Sunday, November 08, 2009

on the closing of Waldenbooks and B. Dalton Bookseller

One of the joys of my childhood was going to Tanglewood Mall on a Saturday afternoon and checking out what was new at Waldenbooks and B. Dalton Bookseller. It’s hard to remember in a post-superstore and internet world how good these stores were, but they actually were decent stores with good selections in their heyday. They were at least as good as a typical Barnes & Noble and Borders, just smaller and lacking the chairs and coffee.

IMO what killed them was the shifting of corporate focus by their parent companies. After Barnes & Noble and Borders took of in the ’90s, both B. Dalton and Waldenbooks became de-facto outlets for their corporate families and started filling the fronts of their stores with worthless bargain book sections: poorly conceived clearance aisles filled with low quality books that should never have been published in the first place. The over-abundance of loss leaders shrunk the traditional book selections to a shadow of their former selves and ruined the two chains’ reputations as sources for quality books.

Even though Barnes & Noble corporate eventually saw the light and integrated the Barnes & Noble search and order capabilities into their B.Dalton mall stores, Borders corporate steadfastly refused to bring Waldenbooks in line with Borders search and order capabilities until Waldenbooks got so small they couldn’t support their own system.

It doesn’t take a retail genius to figure out that the companies were de-emphasizing the mall stores in favor of a larger, more profitable format and that the reduced selection of a modern Waldenbooks and B.Dalton would eventually make they easy to dispose of if the mall business never recovered (and it hasn’t so far).

It’s sad to think of how many small and medium sized cities will now have no new general-interest bookstore thanks to B. Dalton and Waldenbooks’ closures. Danville, Va. and Bluefield, W.Va. immediately come to mind: somewhat isolated cities that don’t have enough college-educated customers to be considered for a book superstore but yet have enough population to support one. Cities like these will be solely at the mercy of Walmart and the like, which only stock books they figure will sell to a mainstream audience and little else.

This is an embarrassing and depressing situation. Why should people in typically sized American cites have to travel 60 miles or more just to buy a non-New York Times bestseller book in person?
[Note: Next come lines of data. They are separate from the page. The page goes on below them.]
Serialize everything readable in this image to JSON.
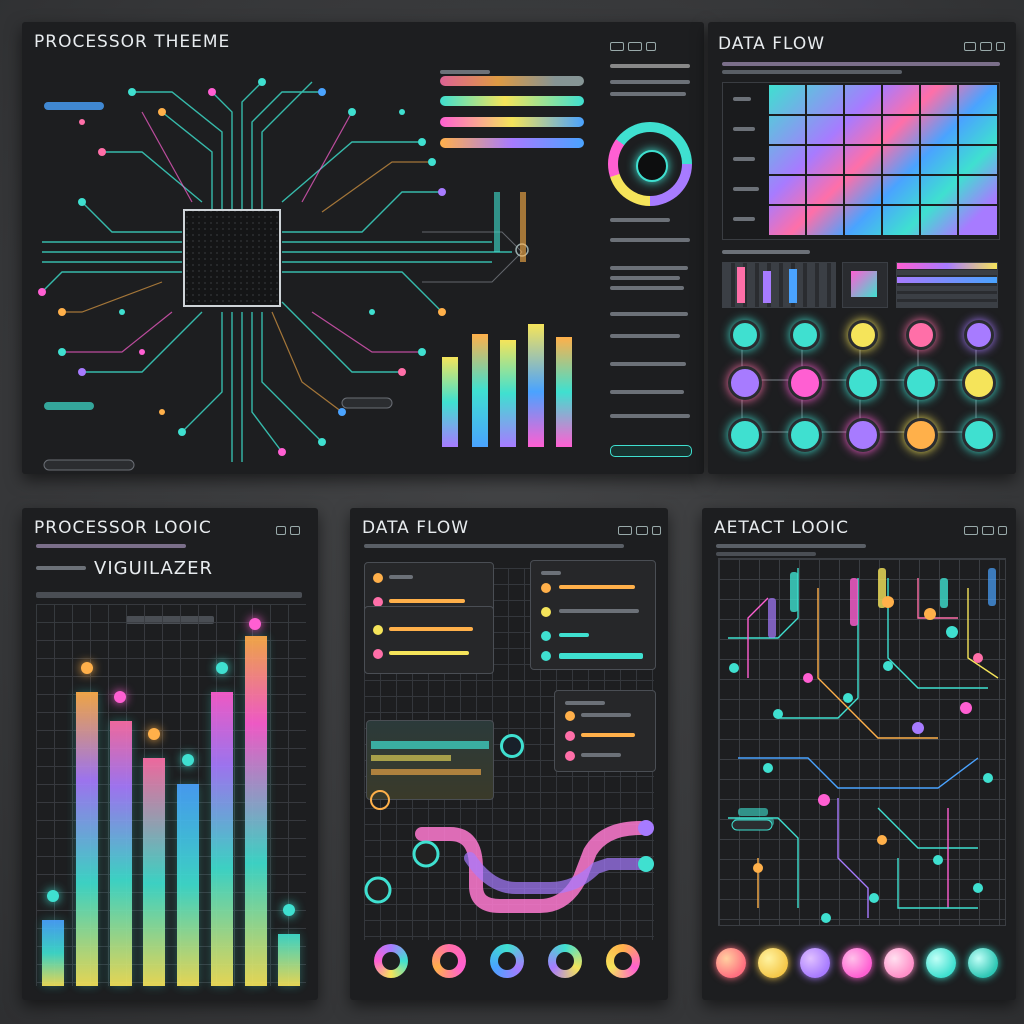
{
  "panels": {
    "processor_theme": {
      "title": "PROCESSOR THEEME"
    },
    "data_flow_top": {
      "title": "DATA FLOW"
    },
    "processor_logic": {
      "title": "PROCESSOR LOOIC",
      "subtitle": "VIGUILAZER"
    },
    "data_flow_bottom": {
      "title": "DATA FLOW"
    },
    "abstract_logic": {
      "title": "AETACT LOOIC"
    }
  },
  "colors": {
    "panel_bg": "#1d1e20",
    "cyan": "#3fe0d0",
    "teal": "#2ec7b5",
    "magenta": "#ff5fd2",
    "pink": "#ff6fa8",
    "orange": "#ffb04a",
    "yellow": "#f5e45a",
    "violet": "#a77bff",
    "blue": "#4aa3ff"
  },
  "icons": [
    "chip-icon",
    "gauge-icon",
    "close-icon",
    "minimize-icon",
    "maximize-icon"
  ],
  "bar_levels": [
    0.62,
    0.78,
    0.74,
    0.85,
    0.76
  ],
  "visualizer_levels": [
    0.18,
    0.8,
    0.72,
    0.62,
    0.55,
    0.8,
    0.95,
    0.14
  ]
}
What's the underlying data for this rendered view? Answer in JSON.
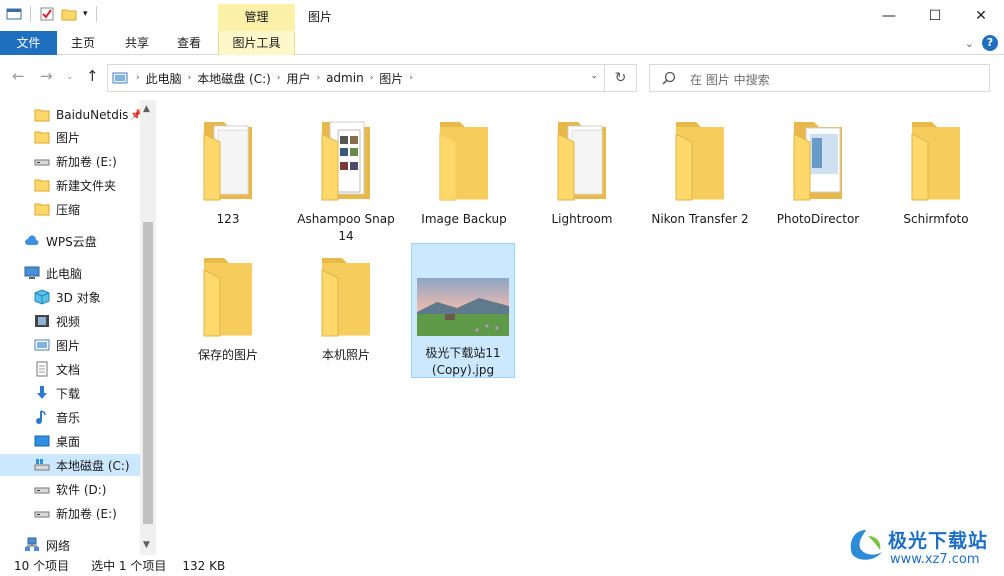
{
  "window": {
    "title": "图片",
    "context_tab": "管理",
    "minimize": "—",
    "maximize": "☐",
    "close": "✕"
  },
  "ribbon": {
    "tabs": [
      "文件",
      "主页",
      "共享",
      "查看",
      "图片工具"
    ],
    "expand_icon": "chevron-down-icon",
    "help": "?"
  },
  "address": {
    "crumbs": [
      "此电脑",
      "本地磁盘 (C:)",
      "用户",
      "admin",
      "图片"
    ]
  },
  "search": {
    "placeholder": "在 图片 中搜索"
  },
  "sidebar": {
    "items": [
      {
        "label": "BaiduNetdis",
        "icon": "folder-icon",
        "pinned": true
      },
      {
        "label": "图片",
        "icon": "folder-icon"
      },
      {
        "label": "新加卷 (E:)",
        "icon": "drive-icon"
      },
      {
        "label": "新建文件夹",
        "icon": "folder-icon"
      },
      {
        "label": "压缩",
        "icon": "folder-icon"
      },
      {
        "label": "WPS云盘",
        "icon": "cloud-icon"
      },
      {
        "label": "此电脑",
        "icon": "computer-icon"
      },
      {
        "label": "3D 对象",
        "icon": "cube-icon"
      },
      {
        "label": "视频",
        "icon": "video-icon"
      },
      {
        "label": "图片",
        "icon": "picture-icon"
      },
      {
        "label": "文档",
        "icon": "document-icon"
      },
      {
        "label": "下载",
        "icon": "download-icon"
      },
      {
        "label": "音乐",
        "icon": "music-icon"
      },
      {
        "label": "桌面",
        "icon": "desktop-icon"
      },
      {
        "label": "本地磁盘 (C:)",
        "icon": "system-drive-icon",
        "selected": true
      },
      {
        "label": "软件 (D:)",
        "icon": "drive-icon"
      },
      {
        "label": "新加卷 (E:)",
        "icon": "drive-icon"
      },
      {
        "label": "网络",
        "icon": "network-icon"
      }
    ]
  },
  "files": [
    {
      "label": "123",
      "type": "folder-with-docs"
    },
    {
      "label": "Ashampoo Snap 14",
      "type": "folder-with-screens"
    },
    {
      "label": "Image Backup",
      "type": "folder"
    },
    {
      "label": "Lightroom",
      "type": "folder-with-docs"
    },
    {
      "label": "Nikon Transfer 2",
      "type": "folder"
    },
    {
      "label": "PhotoDirector",
      "type": "folder-with-photo"
    },
    {
      "label": "Schirmfoto",
      "type": "folder"
    },
    {
      "label": "保存的图片",
      "type": "folder"
    },
    {
      "label": "本机照片",
      "type": "folder"
    },
    {
      "label": "极光下载站11 (Copy).jpg",
      "type": "image",
      "selected": true
    }
  ],
  "status": {
    "count": "10 个项目",
    "selection": "选中 1 个项目",
    "size": "132 KB"
  },
  "watermark": {
    "brand": "极光下载站",
    "url": "www.xz7.com"
  }
}
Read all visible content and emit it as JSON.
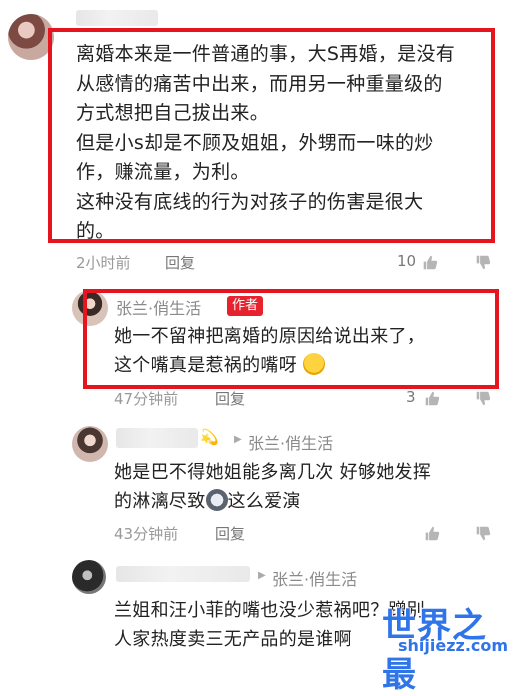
{
  "comment": {
    "lines": [
      "离婚本来是一件普通的事，大S再婚，是没有",
      "从感情的痛苦中出来，而用另一种重量级的",
      "方式想把自己拔出来。",
      "但是小s却是不顾及姐姐，外甥而一味的炒",
      "作，赚流量，为利。",
      "这种没有底线的行为对孩子的伤害是很大",
      "的。"
    ],
    "time": "2小时前",
    "reply_label": "回复",
    "likes": "10"
  },
  "replies": [
    {
      "name": "张兰·俏生活",
      "badge": "作者",
      "lines": [
        "她一不留神把离婚的原因给说出来了，",
        "这个嘴真是惹祸的嘴呀"
      ],
      "emoji": "laughing-crying-emoji",
      "time": "47分钟前",
      "reply_label": "回复",
      "likes": "3"
    },
    {
      "reply_to": "张兰·俏生活",
      "lines": [
        "她是巴不得她姐能多离几次 好够她发挥",
        "的淋漓尽致",
        "这么爱演"
      ],
      "emoji": "husky-emoji",
      "time": "43分钟前",
      "reply_label": "回复"
    },
    {
      "reply_to": "张兰·俏生活",
      "lines": [
        "兰姐和汪小菲的嘴也没少惹祸吧？蹭别",
        "人家热度卖三无产品的是谁啊"
      ]
    }
  ],
  "watermark": {
    "title": "世界之最",
    "url": "shijiezz.com"
  },
  "colors": {
    "highlight_border": "#e5141e",
    "badge": "#e5222d",
    "watermark": "#2f74e8"
  },
  "icons": [
    "thumb-up-icon",
    "thumb-down-icon"
  ]
}
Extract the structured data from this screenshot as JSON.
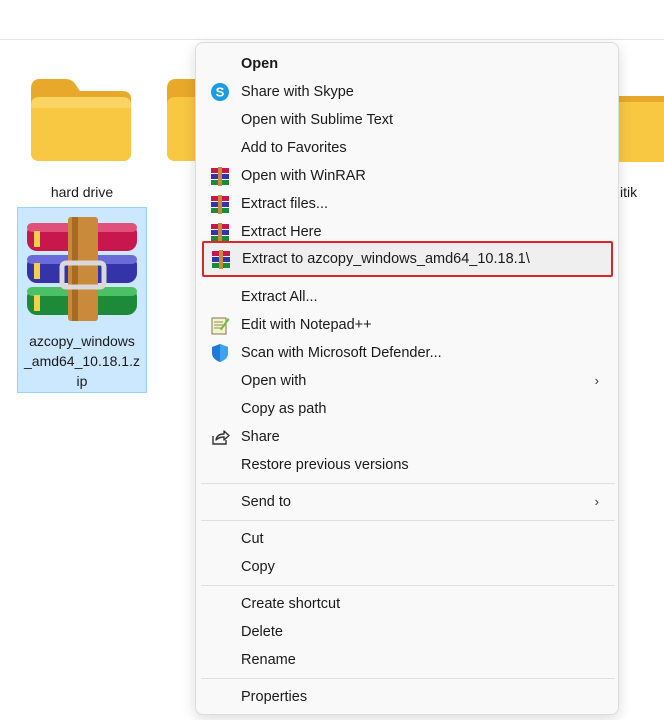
{
  "desktop": {
    "items": [
      {
        "label": "hard drive"
      },
      {
        "label": "azcopy_windows_amd64_10.18.1.zip",
        "lines": [
          "azcopy_windows",
          "_amd64_10.18.1.z",
          "ip"
        ]
      },
      {
        "label_partial": "itik"
      }
    ]
  },
  "menu": {
    "items": [
      {
        "label": "Open",
        "icon": "none",
        "bold": true
      },
      {
        "label": "Share with Skype",
        "icon": "skype-icon"
      },
      {
        "label": "Open with Sublime Text",
        "icon": "none"
      },
      {
        "label": "Add to Favorites",
        "icon": "none"
      },
      {
        "label": "Open with WinRAR",
        "icon": "winrar-icon"
      },
      {
        "label": "Extract files...",
        "icon": "winrar-icon"
      },
      {
        "label": "Extract Here",
        "icon": "winrar-icon"
      },
      {
        "label": "Extract to azcopy_windows_amd64_10.18.1\\",
        "icon": "winrar-icon",
        "highlighted": true
      },
      {
        "label": "Extract All...",
        "icon": "none"
      },
      {
        "label": "Edit with Notepad++",
        "icon": "notepadpp-icon"
      },
      {
        "label": "Scan with Microsoft Defender...",
        "icon": "defender-shield-icon"
      },
      {
        "label": "Open with",
        "icon": "none",
        "submenu": true
      },
      {
        "label": "Copy as path",
        "icon": "none"
      },
      {
        "label": "Share",
        "icon": "share-icon"
      },
      {
        "label": "Restore previous versions",
        "icon": "none"
      },
      {
        "label": "Send to",
        "icon": "none",
        "submenu": true
      },
      {
        "label": "Cut",
        "icon": "none"
      },
      {
        "label": "Copy",
        "icon": "none"
      },
      {
        "label": "Create shortcut",
        "icon": "none"
      },
      {
        "label": "Delete",
        "icon": "none"
      },
      {
        "label": "Rename",
        "icon": "none"
      },
      {
        "label": "Properties",
        "icon": "none"
      }
    ],
    "submenu_arrow": "›"
  },
  "colors": {
    "selection_bg": "#cce8ff",
    "highlight_border": "#e0242a",
    "folder_yellow": "#f8c843"
  }
}
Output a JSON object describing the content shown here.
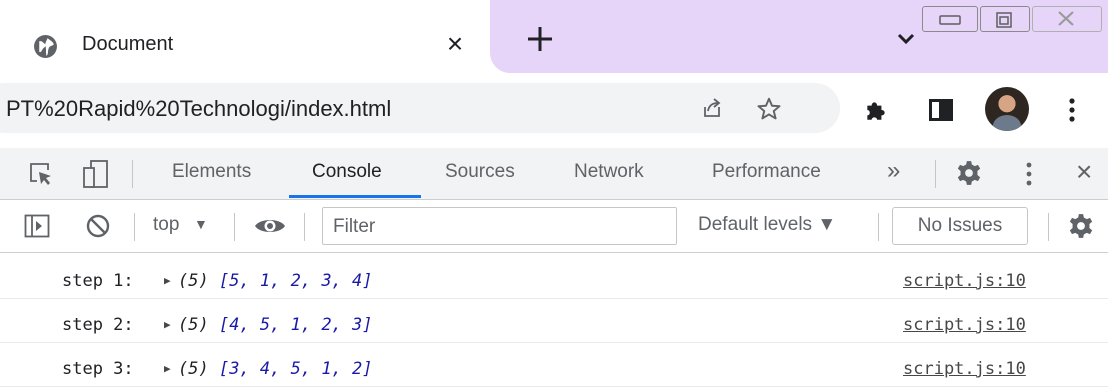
{
  "tab": {
    "title": "Document",
    "close": "×"
  },
  "address": {
    "url": "PT%20Rapid%20Technologi/index.html"
  },
  "devtools": {
    "tabs": [
      "Elements",
      "Console",
      "Sources",
      "Network",
      "Performance"
    ],
    "active_tab": "Console",
    "more": "»",
    "close": "×"
  },
  "console_toolbar": {
    "context": "top",
    "context_arrow": "▼",
    "filter_placeholder": "Filter",
    "levels": "Default levels ▼",
    "issues": "No Issues"
  },
  "logs": [
    {
      "message": "step 1:",
      "count": "(5)",
      "array": "[5, 1, 2, 3, 4]",
      "source": "script.js:10"
    },
    {
      "message": "step 2:",
      "count": "(5)",
      "array": "[4, 5, 1, 2, 3]",
      "source": "script.js:10"
    },
    {
      "message": "step 3:",
      "count": "(5)",
      "array": "[3, 4, 5, 1, 2]",
      "source": "script.js:10"
    }
  ],
  "colors": {
    "tabstrip_accent": "#e7d5f9",
    "active_tab_underline": "#1a73e8",
    "array_text": "#1a1aa6"
  }
}
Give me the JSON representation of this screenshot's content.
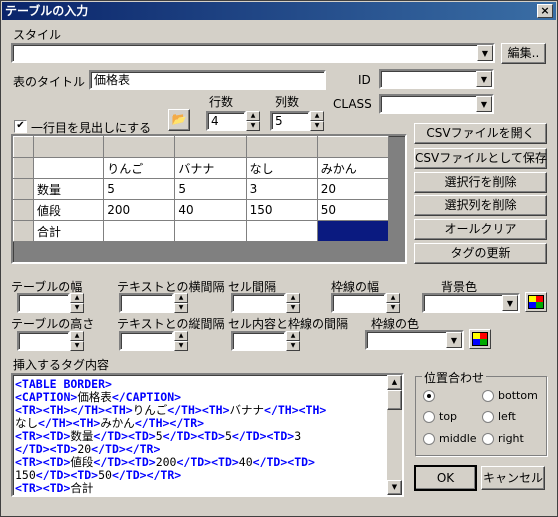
{
  "window": {
    "title": "テーブルの入力",
    "close": "×"
  },
  "style": {
    "label": "スタイル",
    "value": "",
    "edit_button": "編集.."
  },
  "title_field": {
    "label": "表のタイトル",
    "value": "価格表"
  },
  "id_field": {
    "label": "ID",
    "value": ""
  },
  "class_field": {
    "label": "CLASS",
    "value": ""
  },
  "header_check": {
    "label": "一行目を見出しにする",
    "checked": true
  },
  "rows": {
    "label": "行数",
    "value": "4"
  },
  "cols": {
    "label": "列数",
    "value": "5"
  },
  "grid": {
    "rows": [
      [
        "",
        "",
        "",
        "",
        ""
      ],
      [
        "",
        "りんご",
        "バナナ",
        "なし",
        "みかん"
      ],
      [
        "数量",
        "5",
        "5",
        "3",
        "20"
      ],
      [
        "値段",
        "200",
        "40",
        "150",
        "50"
      ],
      [
        "合計",
        "",
        "",
        "",
        ""
      ]
    ]
  },
  "actions": {
    "open_csv": "CSVファイルを開く",
    "save_csv": "CSVファイルとして保存",
    "delete_row": "選択行を削除",
    "delete_col": "選択列を削除",
    "clear_all": "オールクリア",
    "update_tags": "タグの更新"
  },
  "props": {
    "table_width": "テーブルの幅",
    "text_hspace": "テキストとの横間隔",
    "cell_spacing": "セル間隔",
    "border_width": "枠線の幅",
    "bg_color": "背景色",
    "table_height": "テーブルの高さ",
    "text_vspace": "テキストとの縦間隔",
    "cell_padding": "セル内容と枠線の間隔",
    "border_color": "枠線の色"
  },
  "insert": {
    "label": "挿入するタグ内容",
    "lines": [
      [
        [
          "t",
          "<TABLE BORDER>"
        ]
      ],
      [
        [
          "t",
          "<CAPTION>"
        ],
        [
          "x",
          "価格表"
        ],
        [
          "t",
          "</CAPTION>"
        ]
      ],
      [
        [
          "t",
          "<TR><TH></TH><TH>"
        ],
        [
          "x",
          "りんご"
        ],
        [
          "t",
          "</TH><TH>"
        ],
        [
          "x",
          "バナナ"
        ],
        [
          "t",
          "</TH><TH>"
        ]
      ],
      [
        [
          "x",
          "なし"
        ],
        [
          "t",
          "</TH><TH>"
        ],
        [
          "x",
          "みかん"
        ],
        [
          "t",
          "</TH></TR>"
        ]
      ],
      [
        [
          "t",
          "<TR><TD>"
        ],
        [
          "x",
          "数量"
        ],
        [
          "t",
          "</TD><TD>"
        ],
        [
          "x",
          "5"
        ],
        [
          "t",
          "</TD><TD>"
        ],
        [
          "x",
          "5"
        ],
        [
          "t",
          "</TD><TD>"
        ],
        [
          "x",
          "3"
        ]
      ],
      [
        [
          "t",
          "</TD><TD>"
        ],
        [
          "x",
          "20"
        ],
        [
          "t",
          "</TD></TR>"
        ]
      ],
      [
        [
          "t",
          "<TR><TD>"
        ],
        [
          "x",
          "値段"
        ],
        [
          "t",
          "</TD><TD>"
        ],
        [
          "x",
          "200"
        ],
        [
          "t",
          "</TD><TD>"
        ],
        [
          "x",
          "40"
        ],
        [
          "t",
          "</TD><TD>"
        ]
      ],
      [
        [
          "x",
          "150"
        ],
        [
          "t",
          "</TD><TD>"
        ],
        [
          "x",
          "50"
        ],
        [
          "t",
          "</TD></TR>"
        ]
      ],
      [
        [
          "t",
          "<TR><TD>"
        ],
        [
          "x",
          "合計"
        ]
      ]
    ]
  },
  "align": {
    "label": "位置合わせ",
    "options": [
      {
        "label": "",
        "selected": true
      },
      {
        "label": "bottom",
        "selected": false
      },
      {
        "label": "top",
        "selected": false
      },
      {
        "label": "left",
        "selected": false
      },
      {
        "label": "middle",
        "selected": false
      },
      {
        "label": "right",
        "selected": false
      }
    ]
  },
  "footer": {
    "ok": "OK",
    "cancel": "キャンセル"
  }
}
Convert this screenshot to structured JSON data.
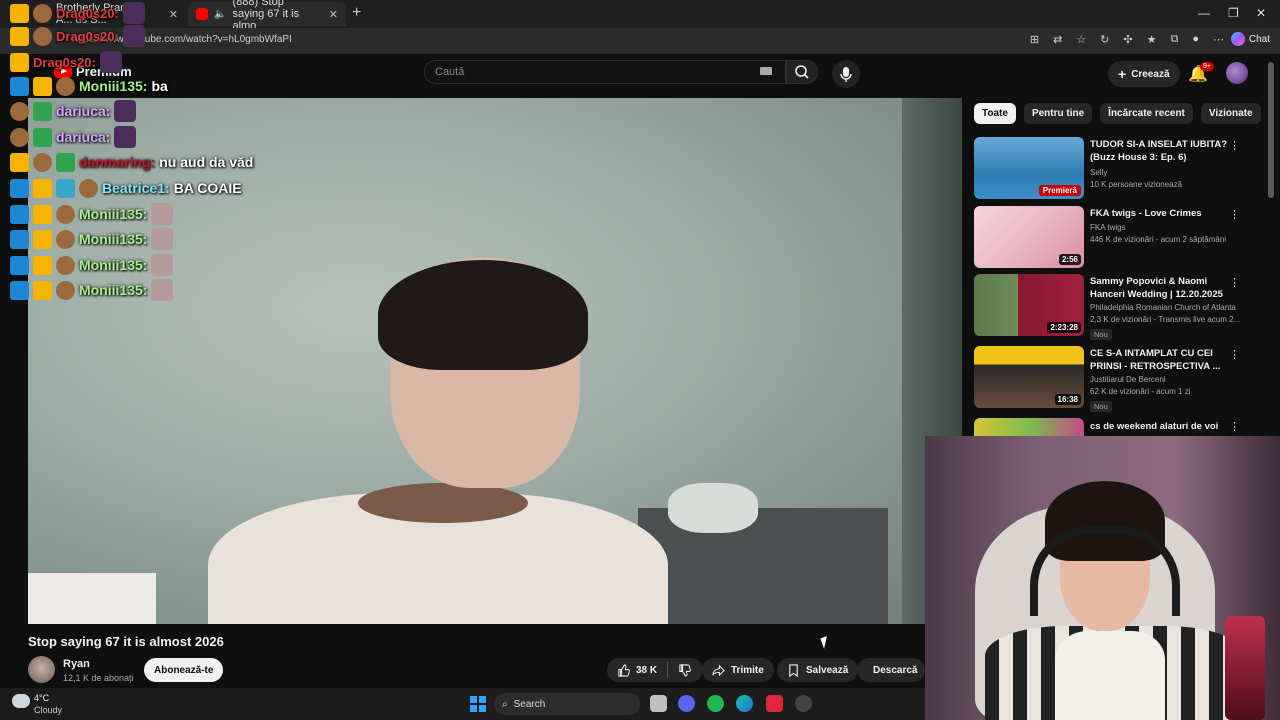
{
  "browser": {
    "tabs": [
      {
        "label": "Brotherly Pranks: A... us S..."
      },
      {
        "label": "(888) Stop saying 67 it is almo"
      }
    ],
    "url": "https://www.youtube.com/watch?v=hL0gmbWfaPI",
    "chat_button": "Chat"
  },
  "youtube": {
    "logo_text": "Premium",
    "search_placeholder": "Caută",
    "create_label": "Creează",
    "notifications_badge": "9+"
  },
  "chat": {
    "messages": [
      {
        "user": "Drag0s20:",
        "text": "",
        "color": "#e23b3b"
      },
      {
        "user": "Drag0s20:",
        "text": "",
        "color": "#e23b3b"
      },
      {
        "user": "Drag0s20:",
        "text": "",
        "color": "#e23b3b"
      },
      {
        "user": "Moniii135:",
        "text": "ba",
        "color": "#a7f08a"
      },
      {
        "user": "dariuca:",
        "text": "",
        "color": "#d7a7ff"
      },
      {
        "user": "dariuca:",
        "text": "",
        "color": "#d7a7ff"
      },
      {
        "user": "danmaring:",
        "text": "nu aud da văd",
        "color": "#c0182a"
      },
      {
        "user": "Beatrice1:",
        "text": "BA COAIE",
        "color": "#7fe6ff"
      },
      {
        "user": "Moniii135:",
        "text": "",
        "color": "#a7f08a"
      },
      {
        "user": "Moniii135:",
        "text": "",
        "color": "#a7f08a"
      },
      {
        "user": "Moniii135:",
        "text": "",
        "color": "#a7f08a"
      },
      {
        "user": "Moniii135:",
        "text": "",
        "color": "#a7f08a"
      }
    ]
  },
  "video": {
    "title": "Stop saying 67 it is almost 2026",
    "channel": "Ryan",
    "subscribers": "12,1 K de abonați",
    "subscribe_label": "Abonează-te",
    "likes": "38 K",
    "share_label": "Trimite",
    "save_label": "Salvează",
    "download_label": "Descarcă"
  },
  "sidebar": {
    "chips": [
      "Toate",
      "Pentru tine",
      "Încărcate recent",
      "Vizionate"
    ],
    "recommendations": [
      {
        "title": "TUDOR SI-A INSELAT IUBITA? (Buzz House 3: Ep. 6)",
        "channel": "Selly",
        "meta": "10 K persoane vizionează",
        "badge": "Premieră",
        "new": ""
      },
      {
        "title": "FKA twigs - Love Crimes",
        "channel": "FKA twigs",
        "meta": "446 K de vizionări - acum 2 săptămâni",
        "badge": "2:56",
        "new": ""
      },
      {
        "title": "Sammy Popovici & Naomi Hanceri Wedding | 12.20.2025",
        "channel": "Philadelphia Romanian Church of Atlanta",
        "meta": "2,3 K de vizionări - Transmis live acum 2...",
        "badge": "2:23:28",
        "new": "Nou"
      },
      {
        "title": "CE S-A INTAMPLAT CU CEI PRINSI - RETROSPECTIVA ...",
        "channel": "Justitiarul De Berceni",
        "meta": "62 K de vizionări - acum 1 zi",
        "badge": "16:38",
        "new": "Nou"
      },
      {
        "title": "cs de weekend alaturi de voi",
        "channel": "",
        "meta": "",
        "badge": "",
        "new": ""
      }
    ]
  },
  "taskbar": {
    "temperature": "4°C",
    "weather": "Cloudy",
    "search_label": "Search"
  }
}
I just hope that a company like Books-A-Million will step up and bring some essential choice and selection back to these towns.


  1. Great post. This is a very unfortunate situation, although as you mentioned, has been a long time coming. I do feel for the book buying residents of moderately sized cities whose only choices for marginal-at-best books will now be Walmart (gags.)
    I wonder which chain will be the next to go, or at least drastically downsize? Dillard's, Pier 1, Talbots come to mind...

  2. Dillard's, Pier 1, Talbots, Chico's...I think they're all in need of "right sizing"

  3. Like I've mentioned in other blogs, this whole situation is breaking my heart. The shopping world is becoming much more insular (on-line, one-stop shopping like at Traget or Wal-Mart, ick!).

    I've used to enjoy (past tense) going out for a day of shopping, window or otherwise. Where can one stroll and enjoy a day with these delights, outside of Manhattan?

    Gone are my Bullock's, Robinson's, Buffum's, The Broadway, The May Company, Long's, downtown independent bookstores, I could go on an on.

    Steve, do you remember the tea rooms or cafes or restaurants on the top floors of these lovely stores? I do. That's where I would end a fruitful day of shopping or browsing.

    Well, we'll always have our nice memories. Great entry, again!

  4. I missed out on a lot of the old in-store restaurants, though I still go to the ones at Nordstrom, Neiman-Marcus and Bloomingdale's whenever I can. In my region, all of our malls used to have cafeterias, which offered some of the same ambiance.

  5. Thta;s some true stuff right there. I used to love those old bookstores in the mall. The mall by me used to have 3 of them and now only has 1.
    By the way, man, saw your latest post at Treessel's World. That was hilarious stuff.

    Here's a little rap I wrote for you-

    I be illin and chillin
    I;m cooler than Cool Papa Bel

    That fuckin' baseballer
    Hey Swain, pass me the shot caller

  6. Growing up, I too loved hitting these small book stores in the mall. Imagine all of the small independent book stores in NYC forced to shut down to 3-block-sized Barnes & Nobles where you could get your Starbucks AND book - one stop shopping! Also remember Tower Records? Suddenly we had I think it was called in the mid '90s. Great post!

  7. Things change...but not always for the better. Whatever happened to